Multicultural Perspections on Family and Citizenship
PsTL 1246 taught by Karen Miksch and FSoS 2101 taught by William Goodman
In this Learning Community learners will have opportunities to explore more about themselves as citizens and how their personal, family, cultural, political histories and lives interface with the role of being a helper. Learners will examine the nature of personal and family responsibility, public and private ethics, and civil rights. In addition, learners will define and explore compelling arguments towards becoming engaged, global citizens in the context of democracy. Learning opportunities including a mock jury trial will be provided to foster growth in becoming an informed and productive member of a family, community, and society. Race, class, and gender, are a few of the topics that will be explored in efforts to define the intersection of the act of helping others in a democratic state and citizenship development.

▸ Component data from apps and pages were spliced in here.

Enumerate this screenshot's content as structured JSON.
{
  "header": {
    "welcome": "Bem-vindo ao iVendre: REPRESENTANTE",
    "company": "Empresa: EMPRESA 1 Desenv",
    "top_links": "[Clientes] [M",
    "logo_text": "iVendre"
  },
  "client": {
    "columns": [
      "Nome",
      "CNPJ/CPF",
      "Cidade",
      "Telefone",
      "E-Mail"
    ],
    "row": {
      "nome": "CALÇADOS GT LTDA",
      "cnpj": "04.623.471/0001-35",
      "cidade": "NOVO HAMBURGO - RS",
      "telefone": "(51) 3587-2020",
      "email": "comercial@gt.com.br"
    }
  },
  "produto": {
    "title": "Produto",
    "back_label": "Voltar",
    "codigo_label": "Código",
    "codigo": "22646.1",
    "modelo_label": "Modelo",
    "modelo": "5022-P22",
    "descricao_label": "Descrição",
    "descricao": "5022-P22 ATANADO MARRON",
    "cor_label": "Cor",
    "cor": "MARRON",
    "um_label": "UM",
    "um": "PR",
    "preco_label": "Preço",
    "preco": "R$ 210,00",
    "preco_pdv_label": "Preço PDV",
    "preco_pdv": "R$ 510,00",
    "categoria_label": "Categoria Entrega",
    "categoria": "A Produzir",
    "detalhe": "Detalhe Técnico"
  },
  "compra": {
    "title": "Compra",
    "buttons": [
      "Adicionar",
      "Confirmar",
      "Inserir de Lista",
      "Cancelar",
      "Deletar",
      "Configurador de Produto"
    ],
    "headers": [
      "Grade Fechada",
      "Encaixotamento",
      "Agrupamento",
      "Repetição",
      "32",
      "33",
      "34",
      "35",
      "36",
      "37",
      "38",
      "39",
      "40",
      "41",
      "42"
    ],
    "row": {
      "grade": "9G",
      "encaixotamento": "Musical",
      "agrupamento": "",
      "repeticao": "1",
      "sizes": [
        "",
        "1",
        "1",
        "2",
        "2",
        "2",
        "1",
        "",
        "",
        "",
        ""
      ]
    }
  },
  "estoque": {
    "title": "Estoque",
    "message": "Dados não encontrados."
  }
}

Communicating in the Sports Industry
PsTL 1461 taught by Jill Trites and SMGT 1701 taught by Tiffany Richardson
In this Learning Community, students develop effective communication skills that are in great demand in the world of sports. In SMGT 1701, students are introduced to issues in the sports industry and have the opportunity to meet and network with industry professionals from the Twin Cities. Guest speakers in previous semesters have included Joel Maturi, former director of University of Minnesota athletics; Chris Wright, current President of the Minnesota Timberwolves; and Patrick Klinger, current VP of Marketing for the Minnesota Twins. In PSTL 1461, students apply communication strategies such that the speaker acts ethically while making a difference in a variety of public contexts, including those related to the business of sports.
Crossing Borders: Deepening Our Perspectives
PsTL 1368 taught by Rashne Jehangir and YOST 1001 taught by Ross VeLure Roholt
What “borders” shape and influence our lives? What does it mean to cross borders? How might we cross borders both literally and metaphorically and take action for the greater good? Drawing on theories of youth development and stories from around the world, this Learning Community explores these questions and considers how young people from around the world make sense of their everyday lived experience and their place in their world. We will examine how different cultural contexts impact individual identity and power. As we engage with these narratives, we will also consider how our own stories shape our identity and how engaging with multiple perspectives deepens our understanding of self and expands the ways we can make a difference in the world.
Equity, Equality and Inquiry in School Literacy and Mathematics
PsTL 1006 taught by Susan Staats and CI 1001 taught by Shelley Berken
Students in this learning community examine issues of teaching mathematics and literacy with multicultural awareness. Several experiential activities (elementary school class visits, teaching practice, and an option to gain class credit through service learning) allow students to understand the role of teachers to promote equity, equality and inquiry in the classroom in both subject areas. Assignments throughout the semester encourage students to become reflective educational professionals.